Archival documents and periodicals show that YMM/ITU and GSA came across numerous times from 1930 to 1952. Attempts
to unify two schools, reveal the lack of the state’s budget to allocate to institutions, and when faced with any budgetary
problem the proposed solution is always to merge the schools. The vital importance of benefiting from the state’s resources
necessitates establishing a relationship with the state. During the period, the relationship with the state is far from being a
relationship shaped by laws and regulations and managed with bureaucratic impartiality. Essentially, it includes direct
personal relationships with government officials, and even prime ministers and presidents. The personal characteristic of the
relationship with the state creates a more uncertain environment for the development of schools and increases the conflict
between them.
It is also possible to make the following observation on the positions of the two architectural schools against the state: While it
was proposed to close the newly established branch of YMM in the 1930s and connect it to the GSA, the direction of the
attempts to connect changed after the 1940s. The architectural school which faced the danger of being attached to the other,
was obliged to define its own importance and function before the state. Two main arguments are put forward in the objections
against mergers: The first is having a deep-rooted institutional history and tradition, and training important architects who
took part in the construction of the country within the institutional tradition. The second is the claim to be an institution that
trains architects who will meet the immediate and future needs of the country. Both ITU and GSA have to define the education
they provide and the quality of the architects they educate in a way that distinguishes one from the other in order to make them more important for the state. Essentially, these definitions strengthen the identities of “engineer-architect” and “artistarchitect” schools and place their architectural education in technical education/artistic education contrast.
The technical versus artistic positions of the two schools are mostly owned by the members and graduates of the institutions,
and according to which side they are on, positive or negative values are attributed to these positions. It is necessary to
distinguish the identities of schools that train engineer-architects or artist-architects from the identities of their graduate

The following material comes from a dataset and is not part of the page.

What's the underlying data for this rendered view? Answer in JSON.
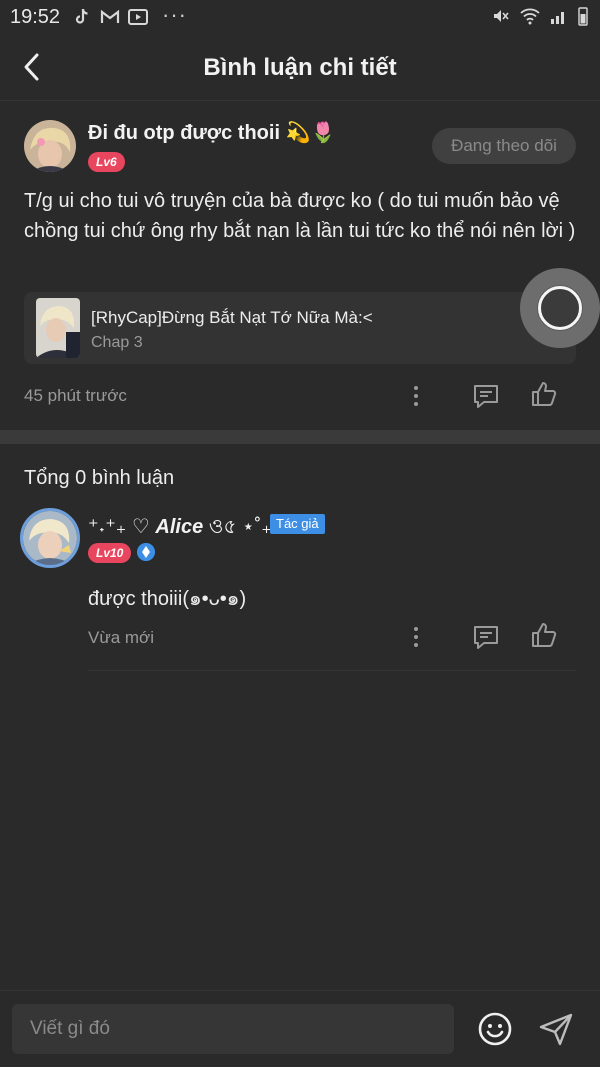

architects, and how they define themselves. Although GSA graduates do not use a title such as an artist-architect, the title of
engineer-architect of ITU graduates ensures the continuity of the identity difference.
It can easily be accepted that the source of the engineer-architect/artist-architect school identity difference was based on the
initial formation of architectural education in YMM/ITU and GSA, which were established for different purposes and had
different structures. It is clear that YMM, modeled after European polytechnics, and GSA, modeled after French École Beaux-
Arts, would form architectural education differently. Architectural education programs at YMM and GSA in the early 1930s
are incomparably different. However, both schools underwent many changes in the 1940s and 1950s, and by the late 1950s, the
similarity of the schools’ curriculums made it difficult to place the schools in opposite camps. Despite this, two opposing
identities continue until the 2000s, gaining different appearances.
This study claims that the formation of the “engineer-architect” and “artist-architect” identities owned by ITU and GSA,
beyond the architectural education differences, is the consequence of the state’s efforts to merge the two institutions. The
discourses that are presented to the state and declared to the public in order to survive fortify the school identities.